* Exercise directions
Every entry should be returned exactly. Omit none of them.

Records drawn from a dataset
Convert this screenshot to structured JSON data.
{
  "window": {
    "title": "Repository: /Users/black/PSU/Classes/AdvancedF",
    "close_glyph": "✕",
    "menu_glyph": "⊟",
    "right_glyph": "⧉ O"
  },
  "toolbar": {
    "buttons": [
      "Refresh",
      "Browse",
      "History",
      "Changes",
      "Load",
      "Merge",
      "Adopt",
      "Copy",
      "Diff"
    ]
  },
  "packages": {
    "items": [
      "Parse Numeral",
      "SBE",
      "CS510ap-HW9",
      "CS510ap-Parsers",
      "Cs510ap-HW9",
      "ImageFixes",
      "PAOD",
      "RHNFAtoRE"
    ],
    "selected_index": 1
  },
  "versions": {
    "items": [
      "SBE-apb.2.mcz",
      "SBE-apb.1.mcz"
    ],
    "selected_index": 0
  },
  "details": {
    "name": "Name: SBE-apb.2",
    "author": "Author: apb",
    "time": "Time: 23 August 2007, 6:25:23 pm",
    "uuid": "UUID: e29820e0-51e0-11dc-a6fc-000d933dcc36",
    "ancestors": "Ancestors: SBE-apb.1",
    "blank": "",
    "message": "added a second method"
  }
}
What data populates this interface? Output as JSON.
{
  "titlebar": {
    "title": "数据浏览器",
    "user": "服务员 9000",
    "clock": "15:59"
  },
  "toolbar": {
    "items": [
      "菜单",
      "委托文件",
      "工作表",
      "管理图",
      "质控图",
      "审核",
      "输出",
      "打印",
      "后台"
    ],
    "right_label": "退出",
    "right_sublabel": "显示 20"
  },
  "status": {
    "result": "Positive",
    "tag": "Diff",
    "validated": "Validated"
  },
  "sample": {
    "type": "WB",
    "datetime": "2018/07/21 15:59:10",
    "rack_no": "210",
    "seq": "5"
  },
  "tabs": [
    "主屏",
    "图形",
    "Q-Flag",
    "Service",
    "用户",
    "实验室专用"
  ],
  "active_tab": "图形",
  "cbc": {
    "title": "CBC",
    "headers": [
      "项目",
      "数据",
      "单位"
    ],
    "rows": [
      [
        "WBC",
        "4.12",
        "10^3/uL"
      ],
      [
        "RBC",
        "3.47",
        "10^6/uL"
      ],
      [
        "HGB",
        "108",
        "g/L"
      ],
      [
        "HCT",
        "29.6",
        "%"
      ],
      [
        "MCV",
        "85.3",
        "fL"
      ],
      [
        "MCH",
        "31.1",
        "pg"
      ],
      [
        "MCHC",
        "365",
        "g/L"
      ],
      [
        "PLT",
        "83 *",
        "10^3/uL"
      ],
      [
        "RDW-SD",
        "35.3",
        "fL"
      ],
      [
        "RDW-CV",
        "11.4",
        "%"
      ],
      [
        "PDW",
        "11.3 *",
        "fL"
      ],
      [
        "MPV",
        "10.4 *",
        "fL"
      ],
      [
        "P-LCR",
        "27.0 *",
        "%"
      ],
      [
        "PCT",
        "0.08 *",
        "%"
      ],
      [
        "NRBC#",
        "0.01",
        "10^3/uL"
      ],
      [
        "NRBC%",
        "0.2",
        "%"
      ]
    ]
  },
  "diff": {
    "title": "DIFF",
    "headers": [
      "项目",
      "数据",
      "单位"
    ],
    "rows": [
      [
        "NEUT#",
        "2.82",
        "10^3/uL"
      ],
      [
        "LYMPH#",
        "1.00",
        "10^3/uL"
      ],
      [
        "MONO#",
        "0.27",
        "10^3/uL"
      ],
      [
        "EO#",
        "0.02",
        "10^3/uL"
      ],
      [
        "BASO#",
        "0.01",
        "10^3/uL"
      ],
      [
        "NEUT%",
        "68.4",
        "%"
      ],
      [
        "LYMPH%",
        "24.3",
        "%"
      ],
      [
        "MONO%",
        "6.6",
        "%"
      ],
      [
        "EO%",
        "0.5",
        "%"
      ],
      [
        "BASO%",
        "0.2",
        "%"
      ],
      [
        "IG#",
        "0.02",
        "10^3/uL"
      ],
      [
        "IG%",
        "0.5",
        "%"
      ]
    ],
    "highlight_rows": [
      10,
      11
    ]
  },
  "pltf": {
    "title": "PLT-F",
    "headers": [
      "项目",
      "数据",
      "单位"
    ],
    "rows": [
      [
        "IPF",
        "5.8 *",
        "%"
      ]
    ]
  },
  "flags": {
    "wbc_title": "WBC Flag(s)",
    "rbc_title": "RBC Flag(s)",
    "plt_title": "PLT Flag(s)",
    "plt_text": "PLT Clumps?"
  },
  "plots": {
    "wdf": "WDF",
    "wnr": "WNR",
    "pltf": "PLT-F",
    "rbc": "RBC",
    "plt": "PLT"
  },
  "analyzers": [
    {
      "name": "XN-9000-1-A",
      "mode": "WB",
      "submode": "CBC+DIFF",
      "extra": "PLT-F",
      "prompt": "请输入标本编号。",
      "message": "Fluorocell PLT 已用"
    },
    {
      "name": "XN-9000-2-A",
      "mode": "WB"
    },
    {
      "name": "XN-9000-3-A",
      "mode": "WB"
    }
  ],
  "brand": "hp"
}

* Task output
Convert this screenshot to structured JSON data.
{
  "window": {
    "title": "Repository: /Users/black/PSU/Classes/AdvancedF",
    "close_glyph": "✕",
    "menu_glyph": "⊟",
    "right_glyph": "⧉ O"
  },
  "toolbar": {
    "buttons": [
      "Refresh",
      "Browse",
      "History",
      "Changes",
      "Load",
      "Merge",
      "Adopt",
      "Copy",
      "Diff"
    ]
  },
  "packages": {
    "items": [
      "Parse Numeral",
      "SBE",
      "CS510ap-HW9",
      "CS510ap-Parsers",
      "Cs510ap-HW9",
      "ImageFixes",
      "PAOD",
      "RHNFAtoRE"
    ],
    "selected_index": 1
  },
  "versions": {
    "items": [
      "SBE-apb.2.mcz",
      "SBE-apb.1.mcz"
    ],
    "selected_index": 0
  },
  "details": {
    "name": "Name: SBE-apb.2",
    "author": "Author: apb",
    "time": "Time: 23 August 2007, 6:25:23 pm",
    "uuid": "UUID: e29820e0-51e0-11dc-a6fc-000d933dcc36",
    "ancestors": "Ancestors: SBE-apb.1",
    "blank": "",
    "message": "added a second method"
  }
}
What data populates this interface? Output as JSON.
{
  "titlebar": {
    "title": "数据浏览器",
    "user": "服务员 9000",
    "clock": "15:59"
  },
  "toolbar": {
    "items": [
      "菜单",
      "委托文件",
      "工作表",
      "管理图",
      "质控图",
      "审核",
      "输出",
      "打印",
      "后台"
    ],
    "right_label": "退出",
    "right_sublabel": "显示 20"
  },
  "status": {
    "result": "Positive",
    "tag": "Diff",
    "validated": "Validated"
  },
  "sample": {
    "type": "WB",
    "datetime": "2018/07/21 15:59:10",
    "rack_no": "210",
    "seq": "5"
  },
  "tabs": [
    "主屏",
    "图形",
    "Q-Flag",
    "Service",
    "用户",
    "实验室专用"
  ],
  "active_tab": "图形",
  "cbc": {
    "title": "CBC",
    "headers": [
      "项目",
      "数据",
      "单位"
    ],
    "rows": [
      [
        "WBC",
        "4.12",
        "10^3/uL"
      ],
      [
        "RBC",
        "3.47",
        "10^6/uL"
      ],
      [
        "HGB",
        "108",
        "g/L"
      ],
      [
        "HCT",
        "29.6",
        "%"
      ],
      [
        "MCV",
        "85.3",
        "fL"
      ],
      [
        "MCH",
        "31.1",
        "pg"
      ],
      [
        "MCHC",
        "365",
        "g/L"
      ],
      [
        "PLT",
        "83 *",
        "10^3/uL"
      ],
      [
        "RDW-SD",
        "35.3",
        "fL"
      ],
      [
        "RDW-CV",
        "11.4",
        "%"
      ],
      [
        "PDW",
        "11.3 *",
        "fL"
      ],
      [
        "MPV",
        "10.4 *",
        "fL"
      ],
      [
        "P-LCR",
        "27.0 *",
        "%"
      ],
      [
        "PCT",
        "0.08 *",
        "%"
      ],
      [
        "NRBC#",
        "0.01",
        "10^3/uL"
      ],
      [
        "NRBC%",
        "0.2",
        "%"
      ]
    ]
  },
  "diff": {
    "title": "DIFF",
    "headers": [
      "项目",
      "数据",
      "单位"
    ],
    "rows": [
      [
        "NEUT#",
        "2.82",
        "10^3/uL"
      ],
      [
        "LYMPH#",
        "1.00",
        "10^3/uL"
      ],
      [
        "MONO#",
        "0.27",
        "10^3/uL"
      ],
      [
        "EO#",
        "0.02",
        "10^3/uL"
      ],
      [
        "BASO#",
        "0.01",
        "10^3/uL"
      ],
      [
        "NEUT%",
        "68.4",
        "%"
      ],
      [
        "LYMPH%",
        "24.3",
        "%"
      ],
      [
        "MONO%",
        "6.6",
        "%"
      ],
      [
        "EO%",
        "0.5",
        "%"
      ],
      [
        "BASO%",
        "0.2",
        "%"
      ],
      [
        "IG#",
        "0.02",
        "10^3/uL"
      ],
      [
        "IG%",
        "0.5",
        "%"
      ]
    ],
    "highlight_rows": [
      10,
      11
    ]
  },
  "pltf": {
    "title": "PLT-F",
    "headers": [
      "项目",
      "数据",
      "单位"
    ],
    "rows": [
      [
        "IPF",
        "5.8 *",
        "%"
      ]
    ]
  },
  "flags": {
    "wbc_title": "WBC Flag(s)",
    "rbc_title": "RBC Flag(s)",
    "plt_title": "PLT Flag(s)",
    "plt_text": "PLT Clumps?"
  },
  "plots": {
    "wdf": "WDF",
    "wnr": "WNR",
    "pltf": "PLT-F",
    "rbc": "RBC",
    "plt": "PLT"
  },
  "analyzers": [
    {
      "name": "XN-9000-1-A",
      "mode": "WB",
      "submode": "CBC+DIFF",
      "extra": "PLT-F",
      "prompt": "请输入标本编号。",
      "message": "Fluorocell PLT 已用"
    },
    {
      "name": "XN-9000-2-A",
      "mode": "WB"
    },
    {
      "name": "XN-9000-3-A",
      "mode": "WB"
    }
  ],
  "brand": "hp"
}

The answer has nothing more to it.